Trained local stop smoking specialists will assess nicotine intake and habits, give advice on over the counter medication that can be purchased, provide quit kits with hints and tips, share phone apps and online support. If you have mobility problems and would prefer face-to-face support home visits are available too. If you are pregnant and would like to quit, you can access the service directly or your midwife can refer you.
The advisors are all specially trained in smoking in pregnancy and offer a one-to-one service to pregnant women who smoke and their partners too.
Over-the-counter products can also be purchased at community pharmacies.
For stop smoking advice in York, contact City of York Council’s Health Trainer Service:
For stop smoking advice, contact NYCC's Service:
For stop smoking advice, contact the East Riding Health Trainer Service:
- Phone: 0800 9177752
- Email: HNF-TR.firstname.lastname@example.org
Our local authority partners are supporting Breathe 2025, a new ten year campaign aiming to create a smokefree future for children. The vision is to see the next generation of children born and raised in a place that is free from tobacco.
The campaign hopes to achieve its aim through a variety of initiatives and is calling on people and organisations to show their support through simple, practical actions. To support Breathe you can download the resource pack and pledge your support.
Other useful sources of information
- NHS Smokefree
- The NHS Website - stop smoking
- The NHS Website - stop smoking in pregnancy
Smoking and Pregnancy
If you are pregnant, stopping smoking is even more important. Smoking whilst pregnant raises the risk of infant mortality by 40 per cent and can cause many other problems, such as an increased risk of miscarriage or a low birth weight for the baby.

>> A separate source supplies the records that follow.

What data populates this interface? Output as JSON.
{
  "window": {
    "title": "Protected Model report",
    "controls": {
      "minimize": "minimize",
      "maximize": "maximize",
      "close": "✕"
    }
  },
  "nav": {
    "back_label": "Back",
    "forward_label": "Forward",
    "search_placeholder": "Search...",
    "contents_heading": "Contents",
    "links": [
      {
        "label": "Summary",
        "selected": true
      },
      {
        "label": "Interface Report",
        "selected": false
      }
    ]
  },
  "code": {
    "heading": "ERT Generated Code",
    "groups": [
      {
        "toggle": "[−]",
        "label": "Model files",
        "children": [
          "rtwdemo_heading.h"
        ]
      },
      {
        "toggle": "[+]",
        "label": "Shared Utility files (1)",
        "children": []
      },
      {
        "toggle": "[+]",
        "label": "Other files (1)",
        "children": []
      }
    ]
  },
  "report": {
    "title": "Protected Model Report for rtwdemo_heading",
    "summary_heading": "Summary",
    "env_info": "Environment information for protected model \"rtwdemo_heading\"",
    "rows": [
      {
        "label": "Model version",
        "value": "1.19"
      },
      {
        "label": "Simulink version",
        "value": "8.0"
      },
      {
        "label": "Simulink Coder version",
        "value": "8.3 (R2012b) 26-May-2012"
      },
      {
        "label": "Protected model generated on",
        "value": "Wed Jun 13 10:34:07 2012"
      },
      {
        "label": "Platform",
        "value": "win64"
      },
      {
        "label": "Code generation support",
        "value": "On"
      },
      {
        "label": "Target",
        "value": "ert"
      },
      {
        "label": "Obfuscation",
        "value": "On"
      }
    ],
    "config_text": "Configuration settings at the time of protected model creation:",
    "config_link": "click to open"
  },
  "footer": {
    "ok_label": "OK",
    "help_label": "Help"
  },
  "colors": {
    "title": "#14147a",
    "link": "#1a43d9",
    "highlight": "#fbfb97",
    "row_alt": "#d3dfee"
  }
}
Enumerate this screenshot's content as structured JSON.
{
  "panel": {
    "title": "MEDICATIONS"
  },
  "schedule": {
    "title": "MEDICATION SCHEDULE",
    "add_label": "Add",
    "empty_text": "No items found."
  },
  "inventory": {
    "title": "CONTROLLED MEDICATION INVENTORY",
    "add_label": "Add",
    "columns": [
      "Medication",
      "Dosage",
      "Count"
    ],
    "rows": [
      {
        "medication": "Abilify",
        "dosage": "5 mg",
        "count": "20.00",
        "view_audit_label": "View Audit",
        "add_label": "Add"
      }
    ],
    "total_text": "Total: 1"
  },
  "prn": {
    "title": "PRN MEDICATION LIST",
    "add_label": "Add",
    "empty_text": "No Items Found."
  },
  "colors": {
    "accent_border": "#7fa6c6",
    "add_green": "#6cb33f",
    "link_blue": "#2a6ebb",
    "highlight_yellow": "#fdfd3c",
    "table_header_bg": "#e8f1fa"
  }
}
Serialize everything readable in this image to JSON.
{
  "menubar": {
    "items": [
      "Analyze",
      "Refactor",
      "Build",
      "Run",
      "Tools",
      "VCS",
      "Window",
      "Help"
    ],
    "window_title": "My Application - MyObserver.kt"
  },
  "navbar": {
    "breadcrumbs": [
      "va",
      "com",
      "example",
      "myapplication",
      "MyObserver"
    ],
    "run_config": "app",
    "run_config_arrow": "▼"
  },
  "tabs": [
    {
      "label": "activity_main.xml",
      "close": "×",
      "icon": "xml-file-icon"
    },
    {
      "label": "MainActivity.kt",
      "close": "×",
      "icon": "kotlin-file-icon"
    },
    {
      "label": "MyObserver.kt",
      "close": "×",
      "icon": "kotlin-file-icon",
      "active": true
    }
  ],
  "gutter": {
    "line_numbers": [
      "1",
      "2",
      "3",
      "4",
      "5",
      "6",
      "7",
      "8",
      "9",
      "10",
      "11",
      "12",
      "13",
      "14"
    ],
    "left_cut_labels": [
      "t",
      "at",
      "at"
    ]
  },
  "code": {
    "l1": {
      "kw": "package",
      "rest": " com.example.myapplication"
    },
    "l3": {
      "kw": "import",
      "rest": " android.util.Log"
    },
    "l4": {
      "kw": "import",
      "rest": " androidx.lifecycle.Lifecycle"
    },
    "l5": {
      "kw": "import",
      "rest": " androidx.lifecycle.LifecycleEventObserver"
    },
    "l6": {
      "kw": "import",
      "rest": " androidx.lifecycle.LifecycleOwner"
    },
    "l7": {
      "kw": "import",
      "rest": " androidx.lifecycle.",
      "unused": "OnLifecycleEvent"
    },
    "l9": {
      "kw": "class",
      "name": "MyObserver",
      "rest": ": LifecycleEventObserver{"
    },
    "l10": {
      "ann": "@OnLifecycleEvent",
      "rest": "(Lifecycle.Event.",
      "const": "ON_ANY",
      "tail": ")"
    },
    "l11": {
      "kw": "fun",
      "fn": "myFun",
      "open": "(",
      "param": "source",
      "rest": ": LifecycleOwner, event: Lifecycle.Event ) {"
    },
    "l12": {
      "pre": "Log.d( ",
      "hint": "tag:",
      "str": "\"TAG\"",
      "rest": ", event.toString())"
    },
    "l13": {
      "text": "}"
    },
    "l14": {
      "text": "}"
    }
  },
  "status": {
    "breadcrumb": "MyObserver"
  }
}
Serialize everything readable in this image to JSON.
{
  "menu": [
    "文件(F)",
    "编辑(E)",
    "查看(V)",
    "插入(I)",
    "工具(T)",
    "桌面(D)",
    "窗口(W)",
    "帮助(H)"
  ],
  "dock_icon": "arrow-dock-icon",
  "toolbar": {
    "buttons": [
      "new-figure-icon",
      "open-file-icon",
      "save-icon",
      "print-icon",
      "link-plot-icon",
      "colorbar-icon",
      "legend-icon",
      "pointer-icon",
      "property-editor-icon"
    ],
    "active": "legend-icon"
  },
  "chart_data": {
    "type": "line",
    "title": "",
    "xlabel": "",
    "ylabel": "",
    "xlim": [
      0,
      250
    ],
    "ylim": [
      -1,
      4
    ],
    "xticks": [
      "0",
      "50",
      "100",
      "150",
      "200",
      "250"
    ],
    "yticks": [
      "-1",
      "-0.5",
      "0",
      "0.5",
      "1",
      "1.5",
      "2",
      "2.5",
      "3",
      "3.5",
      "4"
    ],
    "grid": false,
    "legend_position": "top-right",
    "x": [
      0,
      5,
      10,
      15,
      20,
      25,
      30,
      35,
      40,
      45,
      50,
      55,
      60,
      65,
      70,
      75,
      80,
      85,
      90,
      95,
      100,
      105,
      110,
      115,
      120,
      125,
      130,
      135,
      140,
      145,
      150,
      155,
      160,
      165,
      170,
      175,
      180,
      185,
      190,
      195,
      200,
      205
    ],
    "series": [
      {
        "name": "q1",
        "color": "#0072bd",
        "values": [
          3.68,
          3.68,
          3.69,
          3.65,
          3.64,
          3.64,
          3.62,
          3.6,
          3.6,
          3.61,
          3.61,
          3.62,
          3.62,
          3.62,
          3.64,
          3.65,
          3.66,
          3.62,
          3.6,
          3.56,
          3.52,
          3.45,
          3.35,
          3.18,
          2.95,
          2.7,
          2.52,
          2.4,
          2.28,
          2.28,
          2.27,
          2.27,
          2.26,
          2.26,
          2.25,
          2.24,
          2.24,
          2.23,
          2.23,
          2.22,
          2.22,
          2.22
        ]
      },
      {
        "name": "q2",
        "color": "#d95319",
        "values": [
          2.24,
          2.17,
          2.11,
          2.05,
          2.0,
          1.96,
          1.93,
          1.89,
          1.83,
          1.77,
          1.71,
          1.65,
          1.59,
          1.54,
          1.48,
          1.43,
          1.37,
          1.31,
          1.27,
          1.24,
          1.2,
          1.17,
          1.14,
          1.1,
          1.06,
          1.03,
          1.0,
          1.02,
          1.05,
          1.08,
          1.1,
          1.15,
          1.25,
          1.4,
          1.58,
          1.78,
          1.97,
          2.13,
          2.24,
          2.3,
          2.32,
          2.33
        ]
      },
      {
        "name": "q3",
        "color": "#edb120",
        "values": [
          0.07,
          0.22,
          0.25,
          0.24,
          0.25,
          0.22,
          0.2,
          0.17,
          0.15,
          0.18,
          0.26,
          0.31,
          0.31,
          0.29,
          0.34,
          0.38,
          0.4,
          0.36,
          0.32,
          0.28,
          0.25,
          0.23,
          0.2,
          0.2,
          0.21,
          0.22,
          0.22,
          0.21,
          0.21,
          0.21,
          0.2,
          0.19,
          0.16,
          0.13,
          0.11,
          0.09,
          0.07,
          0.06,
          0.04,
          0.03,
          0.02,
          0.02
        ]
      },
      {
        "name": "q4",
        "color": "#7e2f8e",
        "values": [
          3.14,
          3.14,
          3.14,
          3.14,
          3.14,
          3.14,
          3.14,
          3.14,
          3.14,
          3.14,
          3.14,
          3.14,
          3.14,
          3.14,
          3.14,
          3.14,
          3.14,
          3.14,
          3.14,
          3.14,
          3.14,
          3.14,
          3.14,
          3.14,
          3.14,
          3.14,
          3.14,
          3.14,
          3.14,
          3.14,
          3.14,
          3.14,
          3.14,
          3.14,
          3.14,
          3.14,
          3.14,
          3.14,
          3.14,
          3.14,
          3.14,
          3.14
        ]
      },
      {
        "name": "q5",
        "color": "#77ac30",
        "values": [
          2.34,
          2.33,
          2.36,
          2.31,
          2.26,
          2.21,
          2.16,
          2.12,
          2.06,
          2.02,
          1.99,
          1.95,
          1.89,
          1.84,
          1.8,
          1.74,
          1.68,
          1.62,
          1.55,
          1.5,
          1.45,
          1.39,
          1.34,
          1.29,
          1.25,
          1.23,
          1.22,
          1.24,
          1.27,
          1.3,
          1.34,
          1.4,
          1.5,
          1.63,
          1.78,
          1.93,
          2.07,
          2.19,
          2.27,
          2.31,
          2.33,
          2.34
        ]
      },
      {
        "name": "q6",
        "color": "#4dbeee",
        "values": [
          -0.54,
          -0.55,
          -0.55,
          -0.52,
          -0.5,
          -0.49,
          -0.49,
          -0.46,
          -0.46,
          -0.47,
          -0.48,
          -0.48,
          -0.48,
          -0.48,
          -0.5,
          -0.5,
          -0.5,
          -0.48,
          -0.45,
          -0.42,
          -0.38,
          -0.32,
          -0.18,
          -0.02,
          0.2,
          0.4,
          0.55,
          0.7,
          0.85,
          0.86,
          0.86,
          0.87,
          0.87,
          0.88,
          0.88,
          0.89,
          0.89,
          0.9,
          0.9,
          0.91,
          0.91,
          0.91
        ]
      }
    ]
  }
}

Stopping smoking will benefit both you and your baby immediately. Harmful gases like carbon monoxide and other damaging chemicals will clear from your body. When you stop smoking:
- you will have fewer complications in pregnancy;
- you are more likely to have a healthier pregnancy and a healthier baby;
- you will reduce the risk of stillbirth;
- you will cope better with the birth;
- your baby is less likely to be born too early and have to face the additional breathing, feeding and health problems that often go with being premature;
- your baby is less likely to be born underweight: babies of women who smoke are, on average, 200g (about 8oz) lighter than other babies, which can cause problems during and after labour, for example they are more likely to have a problem keeping warm and are more prone to infection;
- you will reduce the risk of cot death, also called sudden infant death.
Stopping smoking will also benefit your baby later in life. Children whose parents smoke are more likely to suffer from asthma and other more serious illnesses that may need hospital treatment.
Stop smoking before surgery
It is very important that you stop smoking before surgery. Even though you may feel fit and healthy as a smoker, studies show that patients who smoke, are more likely to experience potentially serious complications both during and after surgery.
Following surgery, compared with ex-smokers and non-smokers, smokers are more likely to:
- have pulmonary, circulatory, and infectious complications;
- have reduced bone fusion and impaired wound healing;
- be admitted to an intensive care unit;
- have increased risk of in-hospital mortality; and
- have an increased length of stay in hospital.
Stop Before Your Op
'Stop before your op' is the CCG’s pre-elective (planned) care smoking cessation policy for the Vale of York. It is evidence based and a component of a Tobacco Harm Reduction Strategy.
In order for patients to take advantage of smoking cessation advice and support, the policy is likely to delay referral for elective procedures by a minimum of 12 weeks.
Patients are not at any point denied surgery. The policy promotes smoking cessation treatment as part of the patient journey to reduce the serious risks associated with surgery for smokers.